* _Problem details_
Find every line below with the word "anonym" in it, and copy each one.
··· Material for this task
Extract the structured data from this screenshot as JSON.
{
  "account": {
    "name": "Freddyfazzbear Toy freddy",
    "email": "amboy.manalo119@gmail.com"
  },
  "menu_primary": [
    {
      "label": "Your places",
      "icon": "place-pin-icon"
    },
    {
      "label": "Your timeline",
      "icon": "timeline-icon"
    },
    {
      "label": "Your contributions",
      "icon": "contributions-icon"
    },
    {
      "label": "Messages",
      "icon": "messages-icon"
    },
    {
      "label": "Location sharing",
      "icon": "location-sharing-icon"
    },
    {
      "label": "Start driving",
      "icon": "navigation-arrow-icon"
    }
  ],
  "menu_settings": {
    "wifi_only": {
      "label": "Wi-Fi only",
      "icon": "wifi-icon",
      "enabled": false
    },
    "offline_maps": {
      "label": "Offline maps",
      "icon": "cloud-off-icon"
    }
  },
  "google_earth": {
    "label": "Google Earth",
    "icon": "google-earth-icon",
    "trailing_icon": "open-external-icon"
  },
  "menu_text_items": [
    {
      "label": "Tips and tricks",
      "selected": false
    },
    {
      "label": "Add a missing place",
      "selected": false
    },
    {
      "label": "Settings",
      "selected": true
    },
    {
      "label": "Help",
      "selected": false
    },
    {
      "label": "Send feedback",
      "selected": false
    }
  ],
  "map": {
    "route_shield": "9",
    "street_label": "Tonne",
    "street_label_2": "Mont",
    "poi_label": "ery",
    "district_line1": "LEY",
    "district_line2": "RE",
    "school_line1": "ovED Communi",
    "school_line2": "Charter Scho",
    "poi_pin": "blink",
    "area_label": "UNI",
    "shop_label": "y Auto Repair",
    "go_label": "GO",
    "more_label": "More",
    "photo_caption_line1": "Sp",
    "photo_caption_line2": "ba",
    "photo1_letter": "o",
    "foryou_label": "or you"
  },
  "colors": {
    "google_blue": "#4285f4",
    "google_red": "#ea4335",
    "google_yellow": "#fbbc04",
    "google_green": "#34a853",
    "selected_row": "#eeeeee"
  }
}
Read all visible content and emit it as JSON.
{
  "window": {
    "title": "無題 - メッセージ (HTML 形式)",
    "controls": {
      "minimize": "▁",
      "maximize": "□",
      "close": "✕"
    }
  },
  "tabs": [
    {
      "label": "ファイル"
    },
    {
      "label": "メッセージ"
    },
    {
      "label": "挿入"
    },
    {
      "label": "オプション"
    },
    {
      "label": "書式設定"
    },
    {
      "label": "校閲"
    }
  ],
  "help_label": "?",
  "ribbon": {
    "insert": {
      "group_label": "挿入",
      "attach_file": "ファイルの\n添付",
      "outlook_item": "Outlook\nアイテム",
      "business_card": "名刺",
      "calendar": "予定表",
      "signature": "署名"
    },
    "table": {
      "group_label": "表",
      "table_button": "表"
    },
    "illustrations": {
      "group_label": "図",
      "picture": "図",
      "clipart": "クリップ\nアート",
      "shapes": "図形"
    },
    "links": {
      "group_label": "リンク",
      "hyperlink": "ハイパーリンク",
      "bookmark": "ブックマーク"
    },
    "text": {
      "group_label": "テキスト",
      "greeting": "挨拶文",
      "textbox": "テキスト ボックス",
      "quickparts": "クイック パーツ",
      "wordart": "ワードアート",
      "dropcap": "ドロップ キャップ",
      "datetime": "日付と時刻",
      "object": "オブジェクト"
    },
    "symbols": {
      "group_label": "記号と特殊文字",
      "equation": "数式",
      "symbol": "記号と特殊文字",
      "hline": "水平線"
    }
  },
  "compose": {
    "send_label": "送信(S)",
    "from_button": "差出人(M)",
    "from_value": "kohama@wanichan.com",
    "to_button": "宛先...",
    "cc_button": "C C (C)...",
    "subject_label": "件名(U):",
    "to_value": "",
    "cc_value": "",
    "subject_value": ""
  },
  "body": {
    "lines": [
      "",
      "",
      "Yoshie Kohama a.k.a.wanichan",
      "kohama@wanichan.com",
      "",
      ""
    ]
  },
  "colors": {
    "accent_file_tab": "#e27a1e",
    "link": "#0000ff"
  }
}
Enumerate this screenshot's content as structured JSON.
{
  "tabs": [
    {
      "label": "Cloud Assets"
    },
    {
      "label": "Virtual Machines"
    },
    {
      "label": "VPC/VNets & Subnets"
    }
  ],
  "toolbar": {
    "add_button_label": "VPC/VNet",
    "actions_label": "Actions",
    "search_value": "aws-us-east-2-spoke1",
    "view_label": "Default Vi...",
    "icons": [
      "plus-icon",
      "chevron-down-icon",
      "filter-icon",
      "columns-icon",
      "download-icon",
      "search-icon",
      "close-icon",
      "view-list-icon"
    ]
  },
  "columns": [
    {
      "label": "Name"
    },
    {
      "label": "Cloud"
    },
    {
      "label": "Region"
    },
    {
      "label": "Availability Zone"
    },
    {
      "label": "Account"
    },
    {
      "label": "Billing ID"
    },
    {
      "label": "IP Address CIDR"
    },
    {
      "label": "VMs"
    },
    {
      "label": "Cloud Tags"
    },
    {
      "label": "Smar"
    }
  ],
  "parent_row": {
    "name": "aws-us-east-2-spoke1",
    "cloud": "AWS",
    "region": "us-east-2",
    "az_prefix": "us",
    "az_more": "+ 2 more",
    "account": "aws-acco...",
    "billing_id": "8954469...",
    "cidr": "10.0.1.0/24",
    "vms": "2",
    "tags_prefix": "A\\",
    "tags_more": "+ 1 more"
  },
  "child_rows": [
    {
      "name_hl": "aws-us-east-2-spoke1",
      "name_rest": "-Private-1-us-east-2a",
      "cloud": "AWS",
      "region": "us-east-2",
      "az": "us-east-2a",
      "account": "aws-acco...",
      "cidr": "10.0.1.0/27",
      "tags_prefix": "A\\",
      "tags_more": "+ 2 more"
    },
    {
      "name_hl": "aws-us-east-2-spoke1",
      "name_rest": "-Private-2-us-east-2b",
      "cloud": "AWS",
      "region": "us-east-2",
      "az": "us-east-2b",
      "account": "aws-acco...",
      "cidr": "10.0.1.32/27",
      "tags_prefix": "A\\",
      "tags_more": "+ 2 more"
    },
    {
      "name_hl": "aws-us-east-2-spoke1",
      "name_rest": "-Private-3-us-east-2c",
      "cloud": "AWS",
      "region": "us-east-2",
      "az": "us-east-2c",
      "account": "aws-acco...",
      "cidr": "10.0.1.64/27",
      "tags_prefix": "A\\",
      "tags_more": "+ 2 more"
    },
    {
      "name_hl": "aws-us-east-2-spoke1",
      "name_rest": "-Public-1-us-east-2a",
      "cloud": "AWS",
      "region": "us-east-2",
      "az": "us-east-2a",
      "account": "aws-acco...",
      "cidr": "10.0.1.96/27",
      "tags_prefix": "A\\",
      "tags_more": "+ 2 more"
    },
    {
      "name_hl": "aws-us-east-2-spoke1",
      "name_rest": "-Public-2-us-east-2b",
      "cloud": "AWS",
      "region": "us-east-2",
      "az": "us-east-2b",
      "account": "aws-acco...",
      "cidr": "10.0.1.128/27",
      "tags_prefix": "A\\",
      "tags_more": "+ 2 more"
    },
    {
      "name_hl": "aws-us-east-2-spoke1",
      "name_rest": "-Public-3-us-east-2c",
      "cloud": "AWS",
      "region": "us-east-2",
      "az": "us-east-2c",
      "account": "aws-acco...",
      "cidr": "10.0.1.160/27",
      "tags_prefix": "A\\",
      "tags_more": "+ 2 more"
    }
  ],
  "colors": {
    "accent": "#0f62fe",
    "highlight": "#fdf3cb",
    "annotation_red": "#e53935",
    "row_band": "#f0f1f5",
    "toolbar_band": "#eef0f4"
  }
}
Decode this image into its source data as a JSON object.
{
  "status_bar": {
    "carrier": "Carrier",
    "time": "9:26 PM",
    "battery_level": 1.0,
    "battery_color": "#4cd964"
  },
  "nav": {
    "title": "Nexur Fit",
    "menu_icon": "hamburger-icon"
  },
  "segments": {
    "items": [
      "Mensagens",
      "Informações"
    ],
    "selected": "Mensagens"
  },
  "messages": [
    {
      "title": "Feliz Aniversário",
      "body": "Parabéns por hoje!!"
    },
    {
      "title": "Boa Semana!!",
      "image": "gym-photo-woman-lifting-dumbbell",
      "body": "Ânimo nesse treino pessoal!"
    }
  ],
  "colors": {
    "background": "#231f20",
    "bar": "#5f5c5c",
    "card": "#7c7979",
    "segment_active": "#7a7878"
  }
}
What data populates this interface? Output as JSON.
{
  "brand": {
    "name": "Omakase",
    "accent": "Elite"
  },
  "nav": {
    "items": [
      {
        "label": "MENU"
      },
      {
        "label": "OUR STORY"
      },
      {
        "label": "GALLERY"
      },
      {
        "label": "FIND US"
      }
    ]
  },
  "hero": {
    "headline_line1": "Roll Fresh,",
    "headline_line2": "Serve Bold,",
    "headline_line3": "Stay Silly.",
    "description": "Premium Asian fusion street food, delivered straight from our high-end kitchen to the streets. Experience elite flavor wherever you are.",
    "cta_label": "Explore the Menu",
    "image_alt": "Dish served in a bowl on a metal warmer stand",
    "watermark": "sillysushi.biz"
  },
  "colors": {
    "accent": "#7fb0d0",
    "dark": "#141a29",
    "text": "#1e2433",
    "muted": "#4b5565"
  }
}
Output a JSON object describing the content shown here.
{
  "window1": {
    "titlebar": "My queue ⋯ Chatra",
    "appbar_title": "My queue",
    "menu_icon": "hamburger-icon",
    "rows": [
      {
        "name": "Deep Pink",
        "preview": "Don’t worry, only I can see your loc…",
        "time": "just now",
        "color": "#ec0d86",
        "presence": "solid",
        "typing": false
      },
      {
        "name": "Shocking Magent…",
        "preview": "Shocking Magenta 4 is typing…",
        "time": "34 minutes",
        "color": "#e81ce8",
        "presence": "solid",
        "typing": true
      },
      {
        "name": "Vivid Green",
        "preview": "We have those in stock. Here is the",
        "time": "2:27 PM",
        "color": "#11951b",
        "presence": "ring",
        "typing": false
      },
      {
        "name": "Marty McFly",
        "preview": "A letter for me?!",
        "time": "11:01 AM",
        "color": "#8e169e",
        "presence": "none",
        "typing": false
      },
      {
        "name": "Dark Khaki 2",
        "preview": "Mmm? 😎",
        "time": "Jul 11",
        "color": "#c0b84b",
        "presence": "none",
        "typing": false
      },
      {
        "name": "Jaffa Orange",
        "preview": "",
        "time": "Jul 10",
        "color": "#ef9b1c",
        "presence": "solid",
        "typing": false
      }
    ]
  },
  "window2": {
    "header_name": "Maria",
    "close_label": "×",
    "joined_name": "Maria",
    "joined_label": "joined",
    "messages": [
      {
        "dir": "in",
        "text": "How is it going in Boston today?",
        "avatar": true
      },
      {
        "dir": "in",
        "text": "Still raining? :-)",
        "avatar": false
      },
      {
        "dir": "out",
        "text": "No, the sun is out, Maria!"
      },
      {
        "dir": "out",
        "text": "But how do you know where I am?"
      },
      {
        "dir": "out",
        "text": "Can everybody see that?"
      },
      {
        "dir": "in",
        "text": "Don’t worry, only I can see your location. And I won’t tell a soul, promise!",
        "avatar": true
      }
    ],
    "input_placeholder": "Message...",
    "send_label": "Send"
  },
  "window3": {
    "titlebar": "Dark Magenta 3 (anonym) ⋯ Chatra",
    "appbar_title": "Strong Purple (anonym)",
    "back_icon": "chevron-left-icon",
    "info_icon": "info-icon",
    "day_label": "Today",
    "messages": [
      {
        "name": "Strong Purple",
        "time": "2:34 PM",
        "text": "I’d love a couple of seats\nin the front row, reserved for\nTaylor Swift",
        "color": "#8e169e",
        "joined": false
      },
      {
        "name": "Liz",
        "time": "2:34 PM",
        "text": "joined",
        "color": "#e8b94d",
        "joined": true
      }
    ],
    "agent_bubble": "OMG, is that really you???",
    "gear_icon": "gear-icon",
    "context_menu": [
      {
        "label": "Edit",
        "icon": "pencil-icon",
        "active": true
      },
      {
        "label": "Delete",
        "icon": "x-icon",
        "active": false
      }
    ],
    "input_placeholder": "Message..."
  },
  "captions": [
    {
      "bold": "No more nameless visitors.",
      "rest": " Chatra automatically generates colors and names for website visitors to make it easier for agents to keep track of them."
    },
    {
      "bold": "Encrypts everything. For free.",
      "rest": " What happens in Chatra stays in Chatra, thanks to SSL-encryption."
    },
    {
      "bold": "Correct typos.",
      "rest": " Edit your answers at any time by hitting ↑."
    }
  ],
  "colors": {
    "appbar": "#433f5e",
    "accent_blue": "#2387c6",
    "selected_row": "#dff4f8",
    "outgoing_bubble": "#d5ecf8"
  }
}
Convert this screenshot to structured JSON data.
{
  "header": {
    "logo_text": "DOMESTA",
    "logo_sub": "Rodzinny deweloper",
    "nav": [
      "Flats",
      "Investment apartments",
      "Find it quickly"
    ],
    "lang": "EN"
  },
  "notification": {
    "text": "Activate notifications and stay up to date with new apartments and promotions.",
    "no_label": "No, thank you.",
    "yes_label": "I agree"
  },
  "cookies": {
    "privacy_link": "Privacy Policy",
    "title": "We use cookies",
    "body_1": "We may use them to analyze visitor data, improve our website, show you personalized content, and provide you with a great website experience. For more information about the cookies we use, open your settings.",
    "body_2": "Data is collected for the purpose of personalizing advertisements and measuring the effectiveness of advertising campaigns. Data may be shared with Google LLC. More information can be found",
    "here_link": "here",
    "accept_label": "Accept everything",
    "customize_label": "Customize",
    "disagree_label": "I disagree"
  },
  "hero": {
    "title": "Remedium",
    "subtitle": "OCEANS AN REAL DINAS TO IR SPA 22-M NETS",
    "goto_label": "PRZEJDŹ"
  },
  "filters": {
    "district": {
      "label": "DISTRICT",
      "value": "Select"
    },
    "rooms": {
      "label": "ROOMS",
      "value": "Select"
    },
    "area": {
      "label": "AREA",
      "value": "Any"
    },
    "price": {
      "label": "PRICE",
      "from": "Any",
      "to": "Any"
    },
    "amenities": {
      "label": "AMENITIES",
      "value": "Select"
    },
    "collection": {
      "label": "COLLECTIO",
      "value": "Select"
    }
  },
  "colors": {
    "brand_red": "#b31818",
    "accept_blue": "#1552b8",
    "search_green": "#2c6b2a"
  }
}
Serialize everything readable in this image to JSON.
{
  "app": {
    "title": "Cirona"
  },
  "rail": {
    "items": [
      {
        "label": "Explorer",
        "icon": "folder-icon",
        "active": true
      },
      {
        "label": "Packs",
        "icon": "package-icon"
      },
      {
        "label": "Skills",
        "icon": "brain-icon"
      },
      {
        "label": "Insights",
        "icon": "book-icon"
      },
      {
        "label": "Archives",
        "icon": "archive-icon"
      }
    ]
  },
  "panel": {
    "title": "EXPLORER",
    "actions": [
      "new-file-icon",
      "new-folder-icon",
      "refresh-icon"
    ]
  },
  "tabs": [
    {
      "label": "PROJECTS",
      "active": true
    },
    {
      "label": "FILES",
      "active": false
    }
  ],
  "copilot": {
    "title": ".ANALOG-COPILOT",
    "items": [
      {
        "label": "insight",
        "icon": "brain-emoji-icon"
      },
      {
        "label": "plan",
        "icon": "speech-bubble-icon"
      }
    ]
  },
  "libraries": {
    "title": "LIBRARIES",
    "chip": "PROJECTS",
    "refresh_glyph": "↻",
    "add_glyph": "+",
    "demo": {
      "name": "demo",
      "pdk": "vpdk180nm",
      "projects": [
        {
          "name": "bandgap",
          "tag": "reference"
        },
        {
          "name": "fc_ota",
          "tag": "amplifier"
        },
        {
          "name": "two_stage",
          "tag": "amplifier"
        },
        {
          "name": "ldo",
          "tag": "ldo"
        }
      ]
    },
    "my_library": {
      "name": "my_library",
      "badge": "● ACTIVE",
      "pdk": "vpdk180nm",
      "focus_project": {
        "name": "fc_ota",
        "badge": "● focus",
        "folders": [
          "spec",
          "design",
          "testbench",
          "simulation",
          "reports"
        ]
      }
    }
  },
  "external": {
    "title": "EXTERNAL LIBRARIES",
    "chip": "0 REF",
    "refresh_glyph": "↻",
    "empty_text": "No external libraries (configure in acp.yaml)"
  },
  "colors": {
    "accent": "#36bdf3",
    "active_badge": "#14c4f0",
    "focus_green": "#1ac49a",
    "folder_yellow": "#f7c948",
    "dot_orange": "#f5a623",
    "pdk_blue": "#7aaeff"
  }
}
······
* _Output below_
    "titlebar": "Dark Magenta 3 (anonym) ⋯ Chatra",
    "appbar_title": "Strong Purple (anonym)",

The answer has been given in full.